** MATERIAL SUPPLIED follows **
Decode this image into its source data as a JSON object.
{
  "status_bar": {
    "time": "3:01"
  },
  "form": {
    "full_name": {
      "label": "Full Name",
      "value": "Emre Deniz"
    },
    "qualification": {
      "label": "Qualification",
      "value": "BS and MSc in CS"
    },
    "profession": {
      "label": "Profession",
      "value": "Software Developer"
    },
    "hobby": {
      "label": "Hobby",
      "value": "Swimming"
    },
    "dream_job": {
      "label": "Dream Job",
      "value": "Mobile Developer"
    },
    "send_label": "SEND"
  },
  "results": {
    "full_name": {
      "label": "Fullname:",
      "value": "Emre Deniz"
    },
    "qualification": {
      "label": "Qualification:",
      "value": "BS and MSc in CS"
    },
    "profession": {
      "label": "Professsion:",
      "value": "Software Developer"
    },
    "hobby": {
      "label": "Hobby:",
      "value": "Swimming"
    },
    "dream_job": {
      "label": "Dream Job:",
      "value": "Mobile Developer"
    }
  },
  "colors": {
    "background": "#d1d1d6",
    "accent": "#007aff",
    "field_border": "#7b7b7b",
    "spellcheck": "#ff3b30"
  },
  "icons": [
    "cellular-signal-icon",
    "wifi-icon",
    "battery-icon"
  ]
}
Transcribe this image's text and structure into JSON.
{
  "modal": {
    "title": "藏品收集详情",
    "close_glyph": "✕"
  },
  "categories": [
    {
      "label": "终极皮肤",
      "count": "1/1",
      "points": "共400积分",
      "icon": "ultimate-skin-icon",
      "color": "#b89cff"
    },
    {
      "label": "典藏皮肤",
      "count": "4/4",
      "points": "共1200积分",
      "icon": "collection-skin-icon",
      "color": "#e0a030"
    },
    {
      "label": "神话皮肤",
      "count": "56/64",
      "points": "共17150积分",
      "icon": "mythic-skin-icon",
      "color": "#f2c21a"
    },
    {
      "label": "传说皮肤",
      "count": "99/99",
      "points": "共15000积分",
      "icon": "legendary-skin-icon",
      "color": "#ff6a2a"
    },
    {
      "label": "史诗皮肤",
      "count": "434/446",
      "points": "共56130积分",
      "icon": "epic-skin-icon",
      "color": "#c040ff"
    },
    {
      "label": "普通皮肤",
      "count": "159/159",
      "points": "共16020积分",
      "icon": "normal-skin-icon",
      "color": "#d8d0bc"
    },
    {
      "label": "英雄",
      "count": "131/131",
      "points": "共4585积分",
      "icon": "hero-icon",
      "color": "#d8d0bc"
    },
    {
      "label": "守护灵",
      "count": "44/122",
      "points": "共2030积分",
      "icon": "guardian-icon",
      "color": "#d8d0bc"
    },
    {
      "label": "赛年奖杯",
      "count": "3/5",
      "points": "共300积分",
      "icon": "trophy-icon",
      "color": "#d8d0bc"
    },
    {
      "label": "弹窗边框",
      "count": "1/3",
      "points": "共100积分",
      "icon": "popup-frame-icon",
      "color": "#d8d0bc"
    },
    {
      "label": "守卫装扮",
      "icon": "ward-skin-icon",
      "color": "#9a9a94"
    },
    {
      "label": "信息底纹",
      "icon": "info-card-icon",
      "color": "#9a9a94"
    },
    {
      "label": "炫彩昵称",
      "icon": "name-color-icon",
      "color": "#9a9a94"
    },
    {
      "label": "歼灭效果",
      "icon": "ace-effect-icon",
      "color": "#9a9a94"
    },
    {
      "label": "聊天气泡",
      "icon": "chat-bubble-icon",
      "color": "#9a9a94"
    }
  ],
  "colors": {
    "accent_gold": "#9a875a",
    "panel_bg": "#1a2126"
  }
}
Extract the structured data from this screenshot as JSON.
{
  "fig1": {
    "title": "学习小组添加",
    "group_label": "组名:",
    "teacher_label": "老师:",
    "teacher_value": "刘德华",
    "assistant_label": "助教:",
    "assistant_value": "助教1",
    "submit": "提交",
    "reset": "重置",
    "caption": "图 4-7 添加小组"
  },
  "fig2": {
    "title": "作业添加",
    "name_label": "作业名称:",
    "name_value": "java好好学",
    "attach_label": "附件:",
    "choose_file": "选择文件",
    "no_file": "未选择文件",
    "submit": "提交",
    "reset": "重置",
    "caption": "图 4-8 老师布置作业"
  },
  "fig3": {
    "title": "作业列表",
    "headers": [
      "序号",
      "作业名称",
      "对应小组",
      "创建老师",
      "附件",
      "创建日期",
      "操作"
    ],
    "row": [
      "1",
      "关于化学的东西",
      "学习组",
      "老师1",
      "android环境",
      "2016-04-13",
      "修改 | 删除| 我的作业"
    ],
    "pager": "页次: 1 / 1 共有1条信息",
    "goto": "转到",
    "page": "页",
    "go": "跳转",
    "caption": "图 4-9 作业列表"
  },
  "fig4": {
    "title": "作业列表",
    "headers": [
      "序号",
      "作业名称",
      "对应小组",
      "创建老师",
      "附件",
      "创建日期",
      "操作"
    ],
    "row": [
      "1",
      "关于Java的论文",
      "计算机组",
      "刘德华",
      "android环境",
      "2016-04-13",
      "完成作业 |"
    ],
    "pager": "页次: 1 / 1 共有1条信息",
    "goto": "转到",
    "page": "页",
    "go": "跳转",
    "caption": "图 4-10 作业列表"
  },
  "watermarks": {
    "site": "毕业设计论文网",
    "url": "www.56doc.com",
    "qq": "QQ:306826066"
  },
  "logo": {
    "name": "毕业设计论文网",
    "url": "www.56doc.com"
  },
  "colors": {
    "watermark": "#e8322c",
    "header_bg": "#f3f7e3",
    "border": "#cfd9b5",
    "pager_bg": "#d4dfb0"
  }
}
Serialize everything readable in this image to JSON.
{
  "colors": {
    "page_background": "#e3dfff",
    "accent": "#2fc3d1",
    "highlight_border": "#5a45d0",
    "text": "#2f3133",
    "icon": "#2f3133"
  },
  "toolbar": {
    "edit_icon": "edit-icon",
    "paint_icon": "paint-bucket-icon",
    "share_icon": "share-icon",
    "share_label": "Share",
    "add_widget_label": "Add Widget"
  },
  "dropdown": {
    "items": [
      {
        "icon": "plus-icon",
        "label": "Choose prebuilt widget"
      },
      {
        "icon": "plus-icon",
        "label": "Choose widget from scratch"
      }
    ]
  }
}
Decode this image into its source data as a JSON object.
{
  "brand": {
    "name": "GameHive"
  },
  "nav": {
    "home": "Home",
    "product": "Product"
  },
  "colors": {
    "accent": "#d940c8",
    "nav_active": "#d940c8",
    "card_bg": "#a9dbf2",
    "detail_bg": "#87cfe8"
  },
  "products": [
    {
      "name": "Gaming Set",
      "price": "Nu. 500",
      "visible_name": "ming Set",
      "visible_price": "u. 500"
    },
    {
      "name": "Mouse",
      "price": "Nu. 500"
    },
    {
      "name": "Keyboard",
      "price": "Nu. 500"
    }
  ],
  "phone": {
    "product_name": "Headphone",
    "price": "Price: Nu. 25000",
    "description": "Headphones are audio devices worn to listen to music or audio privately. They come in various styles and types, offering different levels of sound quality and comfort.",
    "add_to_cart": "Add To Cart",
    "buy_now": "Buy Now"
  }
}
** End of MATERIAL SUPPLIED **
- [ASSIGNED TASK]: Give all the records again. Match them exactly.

- [ANSWER TO THIS EXERCISE]:
Decode this image into its source data as a JSON object.
{
  "status_bar": {
    "time": "3:01"
  },
  "form": {
    "full_name": {
      "label": "Full Name",
      "value": "Emre Deniz"
    },
    "qualification": {
      "label": "Qualification",
      "value": "BS and MSc in CS"
    },
    "profession": {
      "label": "Profession",
      "value": "Software Developer"
    },
    "hobby": {
      "label": "Hobby",
      "value": "Swimming"
    },
    "dream_job": {
      "label": "Dream Job",
      "value": "Mobile Developer"
    },
    "send_label": "SEND"
  },
  "results": {
    "full_name": {
      "label": "Fullname:",
      "value": "Emre Deniz"
    },
    "qualification": {
      "label": "Qualification:",
      "value": "BS and MSc in CS"
    },
    "profession": {
      "label": "Professsion:",
      "value": "Software Developer"
    },
    "hobby": {
      "label": "Hobby:",
      "value": "Swimming"
    },
    "dream_job": {
      "label": "Dream Job:",
      "value": "Mobile Developer"
    }
  },
  "colors": {
    "background": "#d1d1d6",
    "accent": "#007aff",
    "field_border": "#7b7b7b",
    "spellcheck": "#ff3b30"
  },
  "icons": [
    "cellular-signal-icon",
    "wifi-icon",
    "battery-icon"
  ]
}
Transcribe this image's text and structure into JSON.
{
  "modal": {
    "title": "藏品收集详情",
    "close_glyph": "✕"
  },
  "categories": [
    {
      "label": "终极皮肤",
      "count": "1/1",
      "points": "共400积分",
      "icon": "ultimate-skin-icon",
      "color": "#b89cff"
    },
    {
      "label": "典藏皮肤",
      "count": "4/4",
      "points": "共1200积分",
      "icon": "collection-skin-icon",
      "color": "#e0a030"
    },
    {
      "label": "神话皮肤",
      "count": "56/64",
      "points": "共17150积分",
      "icon": "mythic-skin-icon",
      "color": "#f2c21a"
    },
    {
      "label": "传说皮肤",
      "count": "99/99",
      "points": "共15000积分",
      "icon": "legendary-skin-icon",
      "color": "#ff6a2a"
    },
    {
      "label": "史诗皮肤",
      "count": "434/446",
      "points": "共56130积分",
      "icon": "epic-skin-icon",
      "color": "#c040ff"
    },
    {
      "label": "普通皮肤",
      "count": "159/159",
      "points": "共16020积分",
      "icon": "normal-skin-icon",
      "color": "#d8d0bc"
    },
    {
      "label": "英雄",
      "count": "131/131",
      "points": "共4585积分",
      "icon": "hero-icon",
      "color": "#d8d0bc"
    },
    {
      "label": "守护灵",
      "count": "44/122",
      "points": "共2030积分",
      "icon": "guardian-icon",
      "color": "#d8d0bc"
    },
    {
      "label": "赛年奖杯",
      "count": "3/5",
      "points": "共300积分",
      "icon": "trophy-icon",
      "color": "#d8d0bc"
    },
    {
      "label": "弹窗边框",
      "count": "1/3",
      "points": "共100积分",
      "icon": "popup-frame-icon",
      "color": "#d8d0bc"
    },
    {
      "label": "守卫装扮",
      "icon": "ward-skin-icon",
      "color": "#9a9a94"
    },
    {
      "label": "信息底纹",
      "icon": "info-card-icon",
      "color": "#9a9a94"
    },
    {
      "label": "炫彩昵称",
      "icon": "name-color-icon",
      "color": "#9a9a94"
    },
    {
      "label": "歼灭效果",
      "icon": "ace-effect-icon",
      "color": "#9a9a94"
    },
    {
      "label": "聊天气泡",
      "icon": "chat-bubble-icon",
      "color": "#9a9a94"
    }
  ],
  "colors": {
    "accent_gold": "#9a875a",
    "panel_bg": "#1a2126"
  }
}
Extract the structured data from this screenshot as JSON.
{
  "fig1": {
    "title": "学习小组添加",
    "group_label": "组名:",
    "teacher_label": "老师:",
    "teacher_value": "刘德华",
    "assistant_label": "助教:",
    "assistant_value": "助教1",
    "submit": "提交",
    "reset": "重置",
    "caption": "图 4-7 添加小组"
  },
  "fig2": {
    "title": "作业添加",
    "name_label": "作业名称:",
    "name_value": "java好好学",
    "attach_label": "附件:",
    "choose_file": "选择文件",
    "no_file": "未选择文件",
    "submit": "提交",
    "reset": "重置",
    "caption": "图 4-8 老师布置作业"
  },
  "fig3": {
    "title": "作业列表",
    "headers": [
      "序号",
      "作业名称",
      "对应小组",
      "创建老师",
      "附件",
      "创建日期",
      "操作"
    ],
    "row": [
      "1",
      "关于化学的东西",
      "学习组",
      "老师1",
      "android环境",
      "2016-04-13",
      "修改 | 删除| 我的作业"
    ],
    "pager": "页次: 1 / 1 共有1条信息",
    "goto": "转到",
    "page": "页",
    "go": "跳转",
    "caption": "图 4-9 作业列表"
  },
  "fig4": {
    "title": "作业列表",
    "headers": [
      "序号",
      "作业名称",
      "对应小组",
      "创建老师",
      "附件",
      "创建日期",
      "操作"
    ],
    "row": [
      "1",
      "关于Java的论文",
      "计算机组",
      "刘德华",
      "android环境",
      "2016-04-13",
      "完成作业 |"
    ],
    "pager": "页次: 1 / 1 共有1条信息",
    "goto": "转到",
    "page": "页",
    "go": "跳转",
    "caption": "图 4-10 作业列表"
  },
  "watermarks": {
    "site": "毕业设计论文网",
    "url": "www.56doc.com",
    "qq": "QQ:306826066"
  },
  "logo": {
    "name": "毕业设计论文网",
    "url": "www.56doc.com"
  },
  "colors": {
    "watermark": "#e8322c",
    "header_bg": "#f3f7e3",
    "border": "#cfd9b5",
    "pager_bg": "#d4dfb0"
  }
}
Serialize everything readable in this image to JSON.
{
  "colors": {
    "page_background": "#e3dfff",
    "accent": "#2fc3d1",
    "highlight_border": "#5a45d0",
    "text": "#2f3133",
    "icon": "#2f3133"
  },
  "toolbar": {
    "edit_icon": "edit-icon",
    "paint_icon": "paint-bucket-icon",
    "share_icon": "share-icon",
    "share_label": "Share",
    "add_widget_label": "Add Widget"
  },
  "dropdown": {
    "items": [
      {
        "icon": "plus-icon",
        "label": "Choose prebuilt widget"
      },
      {
        "icon": "plus-icon",
        "label": "Choose widget from scratch"
      }
    ]
  }
}
Decode this image into its source data as a JSON object.
{
  "brand": {
    "name": "GameHive"
  },
  "nav": {
    "home": "Home",
    "product": "Product"
  },
  "colors": {
    "accent": "#d940c8",
    "nav_active": "#d940c8",
    "card_bg": "#a9dbf2",
    "detail_bg": "#87cfe8"
  },
  "products": [
    {
      "name": "Gaming Set",
      "price": "Nu. 500",
      "visible_name": "ming Set",
      "visible_price": "u. 500"
    },
    {
      "name": "Mouse",
      "price": "Nu. 500"
    },
    {
      "name": "Keyboard",
      "price": "Nu. 500"
    }
  ],
  "phone": {
    "product_name": "Headphone",
    "price": "Price: Nu. 25000",
    "description": "Headphones are audio devices worn to listen to music or audio privately. They come in various styles and types, offering different levels of sound quality and comfort.",
    "add_to_cart": "Add To Cart",
    "buy_now": "Buy Now"
  }
}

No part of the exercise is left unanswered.